(Data for this task Opens)

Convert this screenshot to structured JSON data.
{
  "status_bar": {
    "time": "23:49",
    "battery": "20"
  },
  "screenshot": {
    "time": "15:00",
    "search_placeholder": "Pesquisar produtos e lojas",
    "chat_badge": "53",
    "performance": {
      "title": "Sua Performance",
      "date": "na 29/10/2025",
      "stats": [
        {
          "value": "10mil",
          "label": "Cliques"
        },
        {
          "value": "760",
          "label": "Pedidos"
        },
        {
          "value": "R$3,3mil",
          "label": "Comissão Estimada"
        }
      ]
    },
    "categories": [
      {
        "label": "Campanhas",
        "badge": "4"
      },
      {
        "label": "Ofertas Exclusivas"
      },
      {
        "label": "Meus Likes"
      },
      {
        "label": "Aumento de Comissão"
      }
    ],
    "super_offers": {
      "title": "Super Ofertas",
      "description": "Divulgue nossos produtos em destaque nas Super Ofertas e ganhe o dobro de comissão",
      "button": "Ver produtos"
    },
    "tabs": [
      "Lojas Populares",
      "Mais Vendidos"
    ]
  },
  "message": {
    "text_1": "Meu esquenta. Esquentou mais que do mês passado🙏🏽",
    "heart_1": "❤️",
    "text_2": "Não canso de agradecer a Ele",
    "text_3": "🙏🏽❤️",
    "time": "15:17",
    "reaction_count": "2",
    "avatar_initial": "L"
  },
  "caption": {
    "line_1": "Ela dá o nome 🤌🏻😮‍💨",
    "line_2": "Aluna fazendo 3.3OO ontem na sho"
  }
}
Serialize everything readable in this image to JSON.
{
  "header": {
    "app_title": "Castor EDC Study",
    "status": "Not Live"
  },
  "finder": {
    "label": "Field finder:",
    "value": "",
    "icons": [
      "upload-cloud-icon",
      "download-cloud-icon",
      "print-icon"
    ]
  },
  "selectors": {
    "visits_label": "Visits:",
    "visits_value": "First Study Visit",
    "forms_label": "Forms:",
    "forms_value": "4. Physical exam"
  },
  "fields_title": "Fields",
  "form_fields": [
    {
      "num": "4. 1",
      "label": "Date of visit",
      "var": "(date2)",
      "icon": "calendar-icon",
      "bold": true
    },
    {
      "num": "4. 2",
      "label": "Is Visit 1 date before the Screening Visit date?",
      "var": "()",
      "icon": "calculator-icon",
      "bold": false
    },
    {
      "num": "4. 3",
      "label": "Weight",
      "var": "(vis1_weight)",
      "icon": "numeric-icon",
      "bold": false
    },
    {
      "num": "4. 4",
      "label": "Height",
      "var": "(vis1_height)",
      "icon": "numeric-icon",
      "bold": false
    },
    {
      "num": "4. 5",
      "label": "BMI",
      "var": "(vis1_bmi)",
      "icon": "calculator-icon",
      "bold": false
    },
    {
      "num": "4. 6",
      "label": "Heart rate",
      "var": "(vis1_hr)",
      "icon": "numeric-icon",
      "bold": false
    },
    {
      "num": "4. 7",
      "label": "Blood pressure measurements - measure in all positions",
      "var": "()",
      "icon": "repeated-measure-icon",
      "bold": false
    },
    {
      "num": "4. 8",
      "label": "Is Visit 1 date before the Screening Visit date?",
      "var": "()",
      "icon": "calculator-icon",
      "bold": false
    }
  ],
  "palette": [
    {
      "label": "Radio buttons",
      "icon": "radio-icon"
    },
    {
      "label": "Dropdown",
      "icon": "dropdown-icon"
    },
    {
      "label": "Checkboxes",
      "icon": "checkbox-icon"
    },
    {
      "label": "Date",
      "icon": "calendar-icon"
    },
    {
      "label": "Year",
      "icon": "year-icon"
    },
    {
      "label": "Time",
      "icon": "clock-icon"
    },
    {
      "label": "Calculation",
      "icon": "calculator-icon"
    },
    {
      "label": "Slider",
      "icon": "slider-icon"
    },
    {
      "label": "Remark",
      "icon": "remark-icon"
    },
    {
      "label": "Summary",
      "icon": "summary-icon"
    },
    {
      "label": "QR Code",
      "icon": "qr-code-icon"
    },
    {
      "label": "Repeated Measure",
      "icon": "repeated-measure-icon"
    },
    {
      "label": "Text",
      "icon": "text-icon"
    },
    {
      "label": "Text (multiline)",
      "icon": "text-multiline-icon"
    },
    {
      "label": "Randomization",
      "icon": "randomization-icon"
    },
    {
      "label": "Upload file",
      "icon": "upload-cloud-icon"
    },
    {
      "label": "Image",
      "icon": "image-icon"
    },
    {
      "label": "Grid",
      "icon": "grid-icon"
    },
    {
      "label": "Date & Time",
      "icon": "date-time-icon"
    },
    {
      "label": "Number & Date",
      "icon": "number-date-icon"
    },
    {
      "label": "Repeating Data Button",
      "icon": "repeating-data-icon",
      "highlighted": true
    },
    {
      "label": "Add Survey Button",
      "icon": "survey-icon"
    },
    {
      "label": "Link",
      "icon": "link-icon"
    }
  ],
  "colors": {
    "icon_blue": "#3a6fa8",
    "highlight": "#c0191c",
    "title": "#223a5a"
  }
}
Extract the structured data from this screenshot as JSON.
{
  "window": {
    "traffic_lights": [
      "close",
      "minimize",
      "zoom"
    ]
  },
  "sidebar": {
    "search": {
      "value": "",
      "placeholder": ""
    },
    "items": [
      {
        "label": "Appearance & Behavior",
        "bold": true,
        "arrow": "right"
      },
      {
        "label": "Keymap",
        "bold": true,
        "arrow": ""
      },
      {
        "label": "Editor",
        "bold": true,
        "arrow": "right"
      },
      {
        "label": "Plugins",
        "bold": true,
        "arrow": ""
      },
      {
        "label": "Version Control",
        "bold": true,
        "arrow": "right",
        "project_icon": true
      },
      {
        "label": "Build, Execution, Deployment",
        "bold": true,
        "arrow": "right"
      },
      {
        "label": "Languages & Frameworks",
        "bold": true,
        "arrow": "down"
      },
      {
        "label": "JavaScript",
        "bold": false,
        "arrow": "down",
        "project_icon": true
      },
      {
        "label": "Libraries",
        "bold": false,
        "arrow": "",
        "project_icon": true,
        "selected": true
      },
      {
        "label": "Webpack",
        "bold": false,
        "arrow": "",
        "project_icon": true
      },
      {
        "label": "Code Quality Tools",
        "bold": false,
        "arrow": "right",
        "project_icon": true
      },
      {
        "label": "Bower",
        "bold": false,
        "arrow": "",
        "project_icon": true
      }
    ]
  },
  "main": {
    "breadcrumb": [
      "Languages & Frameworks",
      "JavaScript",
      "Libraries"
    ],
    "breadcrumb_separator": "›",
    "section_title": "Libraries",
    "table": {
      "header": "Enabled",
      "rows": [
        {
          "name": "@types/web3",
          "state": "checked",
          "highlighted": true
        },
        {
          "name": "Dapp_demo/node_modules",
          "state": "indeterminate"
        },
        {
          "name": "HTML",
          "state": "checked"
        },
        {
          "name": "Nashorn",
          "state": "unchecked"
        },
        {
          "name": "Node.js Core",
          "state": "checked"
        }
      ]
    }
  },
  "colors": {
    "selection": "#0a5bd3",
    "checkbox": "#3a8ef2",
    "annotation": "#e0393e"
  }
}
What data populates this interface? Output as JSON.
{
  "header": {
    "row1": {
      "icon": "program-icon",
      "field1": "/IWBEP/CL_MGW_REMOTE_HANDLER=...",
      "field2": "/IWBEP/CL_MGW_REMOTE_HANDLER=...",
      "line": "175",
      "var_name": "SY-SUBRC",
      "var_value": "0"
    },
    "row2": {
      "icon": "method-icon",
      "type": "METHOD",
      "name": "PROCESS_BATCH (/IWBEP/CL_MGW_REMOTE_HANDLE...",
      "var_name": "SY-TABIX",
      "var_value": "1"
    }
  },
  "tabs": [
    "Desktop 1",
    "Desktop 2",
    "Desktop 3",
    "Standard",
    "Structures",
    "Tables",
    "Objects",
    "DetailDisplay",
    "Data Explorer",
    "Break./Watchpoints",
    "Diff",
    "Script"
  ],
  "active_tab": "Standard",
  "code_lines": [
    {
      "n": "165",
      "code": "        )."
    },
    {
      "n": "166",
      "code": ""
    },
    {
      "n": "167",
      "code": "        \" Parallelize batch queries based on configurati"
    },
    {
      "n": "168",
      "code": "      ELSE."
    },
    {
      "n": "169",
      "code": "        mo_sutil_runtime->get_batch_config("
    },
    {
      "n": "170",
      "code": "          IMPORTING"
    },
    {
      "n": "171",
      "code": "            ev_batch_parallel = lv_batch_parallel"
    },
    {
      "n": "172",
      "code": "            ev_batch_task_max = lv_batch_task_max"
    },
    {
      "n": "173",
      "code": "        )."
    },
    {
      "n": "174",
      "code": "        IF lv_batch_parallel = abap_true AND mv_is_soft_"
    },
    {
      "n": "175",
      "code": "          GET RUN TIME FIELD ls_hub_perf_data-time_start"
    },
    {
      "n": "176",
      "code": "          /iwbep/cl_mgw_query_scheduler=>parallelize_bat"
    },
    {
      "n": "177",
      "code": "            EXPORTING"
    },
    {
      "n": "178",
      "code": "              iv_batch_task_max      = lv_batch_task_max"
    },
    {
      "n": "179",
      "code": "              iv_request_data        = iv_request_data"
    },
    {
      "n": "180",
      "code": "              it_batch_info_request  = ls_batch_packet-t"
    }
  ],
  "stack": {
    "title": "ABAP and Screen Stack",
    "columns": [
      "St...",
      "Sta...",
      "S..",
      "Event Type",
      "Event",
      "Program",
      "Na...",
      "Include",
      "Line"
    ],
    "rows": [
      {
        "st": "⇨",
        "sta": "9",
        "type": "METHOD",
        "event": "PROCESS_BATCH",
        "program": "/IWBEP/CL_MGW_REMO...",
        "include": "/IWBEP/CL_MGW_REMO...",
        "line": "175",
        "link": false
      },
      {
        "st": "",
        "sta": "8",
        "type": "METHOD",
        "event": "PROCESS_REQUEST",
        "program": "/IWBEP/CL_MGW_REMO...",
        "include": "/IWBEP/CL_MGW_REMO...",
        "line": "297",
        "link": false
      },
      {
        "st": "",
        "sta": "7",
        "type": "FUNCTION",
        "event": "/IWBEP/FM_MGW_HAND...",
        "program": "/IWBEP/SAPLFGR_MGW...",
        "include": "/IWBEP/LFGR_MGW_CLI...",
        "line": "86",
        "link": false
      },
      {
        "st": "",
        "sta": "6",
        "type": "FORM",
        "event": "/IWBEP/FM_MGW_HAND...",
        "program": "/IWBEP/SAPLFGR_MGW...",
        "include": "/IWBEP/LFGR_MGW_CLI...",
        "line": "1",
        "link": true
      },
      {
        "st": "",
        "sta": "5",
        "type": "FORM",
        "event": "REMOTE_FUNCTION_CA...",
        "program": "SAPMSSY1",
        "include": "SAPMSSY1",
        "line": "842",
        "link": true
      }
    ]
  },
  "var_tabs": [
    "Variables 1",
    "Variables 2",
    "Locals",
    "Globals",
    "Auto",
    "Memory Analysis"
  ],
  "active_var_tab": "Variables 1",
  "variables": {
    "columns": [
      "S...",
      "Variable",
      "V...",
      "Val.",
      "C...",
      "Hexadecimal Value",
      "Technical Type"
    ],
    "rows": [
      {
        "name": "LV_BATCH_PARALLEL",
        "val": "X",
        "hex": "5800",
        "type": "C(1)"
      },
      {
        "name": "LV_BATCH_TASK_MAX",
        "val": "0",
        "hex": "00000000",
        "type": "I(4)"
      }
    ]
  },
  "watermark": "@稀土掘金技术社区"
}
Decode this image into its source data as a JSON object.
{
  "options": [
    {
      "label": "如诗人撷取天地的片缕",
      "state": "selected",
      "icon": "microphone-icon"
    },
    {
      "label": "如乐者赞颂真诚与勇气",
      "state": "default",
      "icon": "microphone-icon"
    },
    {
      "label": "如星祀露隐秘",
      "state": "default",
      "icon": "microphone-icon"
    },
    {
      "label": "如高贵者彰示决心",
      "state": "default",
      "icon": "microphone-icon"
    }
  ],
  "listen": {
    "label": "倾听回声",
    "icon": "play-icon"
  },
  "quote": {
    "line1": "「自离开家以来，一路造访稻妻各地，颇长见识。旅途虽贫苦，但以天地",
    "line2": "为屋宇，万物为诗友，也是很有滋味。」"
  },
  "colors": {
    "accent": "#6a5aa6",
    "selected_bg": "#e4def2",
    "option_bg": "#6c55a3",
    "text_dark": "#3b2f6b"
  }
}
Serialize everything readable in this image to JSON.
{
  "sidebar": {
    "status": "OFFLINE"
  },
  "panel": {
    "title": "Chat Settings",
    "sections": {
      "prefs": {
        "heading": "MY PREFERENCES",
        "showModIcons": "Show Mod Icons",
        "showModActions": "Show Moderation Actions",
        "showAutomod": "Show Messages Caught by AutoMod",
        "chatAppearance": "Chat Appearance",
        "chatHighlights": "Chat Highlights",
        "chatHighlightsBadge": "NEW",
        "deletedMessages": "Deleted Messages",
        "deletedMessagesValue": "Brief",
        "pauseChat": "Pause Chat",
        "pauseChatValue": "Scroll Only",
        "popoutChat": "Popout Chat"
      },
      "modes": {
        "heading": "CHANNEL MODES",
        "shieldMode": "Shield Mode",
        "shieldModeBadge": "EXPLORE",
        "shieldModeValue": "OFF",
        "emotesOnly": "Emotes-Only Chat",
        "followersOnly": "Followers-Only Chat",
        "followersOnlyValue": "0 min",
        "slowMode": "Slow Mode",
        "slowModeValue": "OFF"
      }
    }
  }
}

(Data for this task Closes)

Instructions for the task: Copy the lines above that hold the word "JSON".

Exercise response:
Convert this screenshot to structured JSON data.
Serialize everything readable in this image to JSON.
Extract the structured data from this screenshot as JSON.
What data populates this interface? Output as JSON.
Decode this image into its source data as a JSON object.
Serialize everything readable in this image to JSON.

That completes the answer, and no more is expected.